Of liberating strife
When once and twice,
For man's avail
Men lavished precious life!
America! America!
God shed his grace on thee
Till selfish gain no longer stain
The banner of the free!

O beautiful for patriot dream
That sees beyond the years
Thine alabaster cities gleam
Undimmed by human tears!
America! America!
God shed his grace on thee
Till nobler men keep once again
Thy whiter jubilee!

01 July 2005

Lone Star Geyser

Goodbye Yellowstone

We went to Yellowstone for the last time today. We didn't see much (just missed Great Fountain again), but we did bring bikes this time. It was great and I highly recommend them if you're going to Yellowstone. We were able to ride out to Lone Star Geyser. The boys were in a bike trailer, but older son is close to being able to go on his own. It's five miles round trip to Lone Star, so biking makes it much faster. It's a lovely geyser. It erupts every three hours and there's a logbook at the geyser so you can get an idea of when it will be erupting next. It's near a river and the boys had fun playing in it while we were waiting.

To get to Lone Star from Old Faithful, head towards West Thumb. Just past Keppler Cascades, you'll see the sign for Lone Star. Turn in and park, then take a lovely ride down an old road to Lone Star. It's considered backcountry, so there's not a lot of trails and no boardwalks.
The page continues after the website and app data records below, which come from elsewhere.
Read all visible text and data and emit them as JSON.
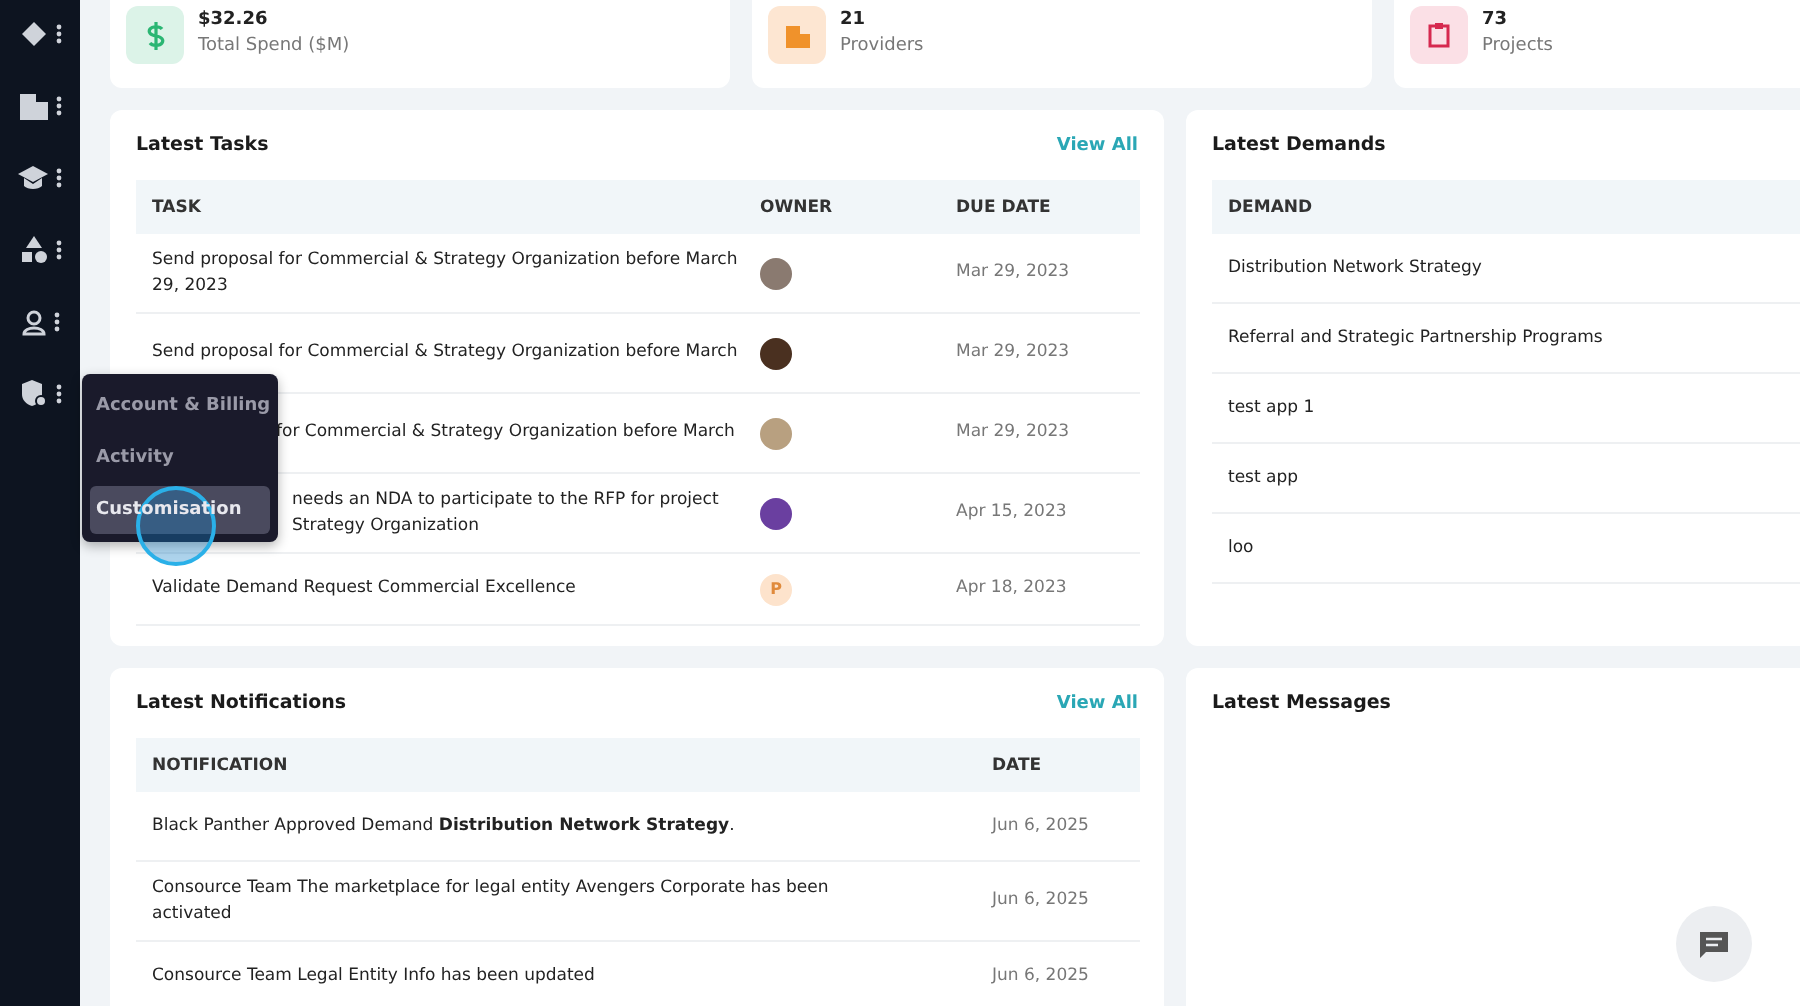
{
  "popup_menu": {
    "items": [
      {
        "label": "Account & Billing",
        "selected": false
      },
      {
        "label": "Activity",
        "selected": false
      },
      {
        "label": "Customisation",
        "selected": true
      }
    ]
  },
  "stats": [
    {
      "value": "$32.26",
      "label": "Total Spend ($M)",
      "kind": "money"
    },
    {
      "value": "21",
      "label": "Providers",
      "kind": "building"
    },
    {
      "value": "73",
      "label": "Projects",
      "kind": "clipboard"
    }
  ],
  "latest_tasks": {
    "title": "Latest Tasks",
    "link": "View All",
    "columns": [
      "TASK",
      "OWNER",
      "DUE DATE"
    ],
    "rows": [
      {
        "task": [
          "Send proposal for Commercial & Strategy Organization before March",
          "29, 2023"
        ],
        "kind": "full",
        "owner": {
          "kind": "photo"
        },
        "due": "Mar 29, 2023"
      },
      {
        "task": [
          "Send proposal for Commercial & Strategy Organization before March"
        ],
        "kind": "full",
        "owner": {
          "kind": "photo"
        },
        "due": "Mar 29, 2023"
      },
      {
        "task": [
          "for Commercial & Strategy Organization before March"
        ],
        "kind": "cut",
        "owner": {
          "kind": "photo"
        },
        "due": "Mar 29, 2023"
      },
      {
        "task": [
          "needs an NDA to participate to the RFP for project",
          "Strategy Organization"
        ],
        "kind": "cut",
        "owner": {
          "kind": "logo"
        },
        "due": "Apr 15, 2023"
      },
      {
        "task": [
          "Validate Demand Request Commercial Excellence"
        ],
        "kind": "full",
        "owner": {
          "kind": "initial",
          "initial": "P"
        },
        "due": "Apr 18, 2023"
      }
    ]
  },
  "latest_demands": {
    "title": "Latest Demands",
    "columns": [
      "DEMAND"
    ],
    "rows": [
      "Distribution Network Strategy",
      "Referral and Strategic Partnership Programs",
      "test app 1",
      "test app",
      "loo"
    ]
  },
  "latest_notifications": {
    "title": "Latest Notifications",
    "link": "View All",
    "columns": [
      "NOTIFICATION",
      "DATE"
    ],
    "rows": [
      {
        "text": "Black Panther Approved Demand **Distribution Network Strategy**.",
        "date": "Jun 6, 2025"
      },
      {
        "text": "Consource Team The marketplace for legal entity Avengers Corporate has been activated",
        "date": "Jun 6, 2025"
      },
      {
        "text": "Consource Team Legal Entity Info has been updated",
        "date": "Jun 6, 2025"
      }
    ]
  },
  "latest_messages": {
    "title": "Latest Messages"
  }
}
Make sure that if you do go to backcountry areas to pay attention because there are hot places that might not be noticeable and a thermal burn miles away from anything wouldn't be fun.

We also biked around the Upper Geyser Basin. That was great. The bike trail there is over a mile, so that also saves a lot of time. There are plenty of bikes racks available if you want to switch to walking on the boardwalks.

It was sad to walk around Geyser Hill this evening. At least our parents don't live too far from Yellowstone. We'll be back again.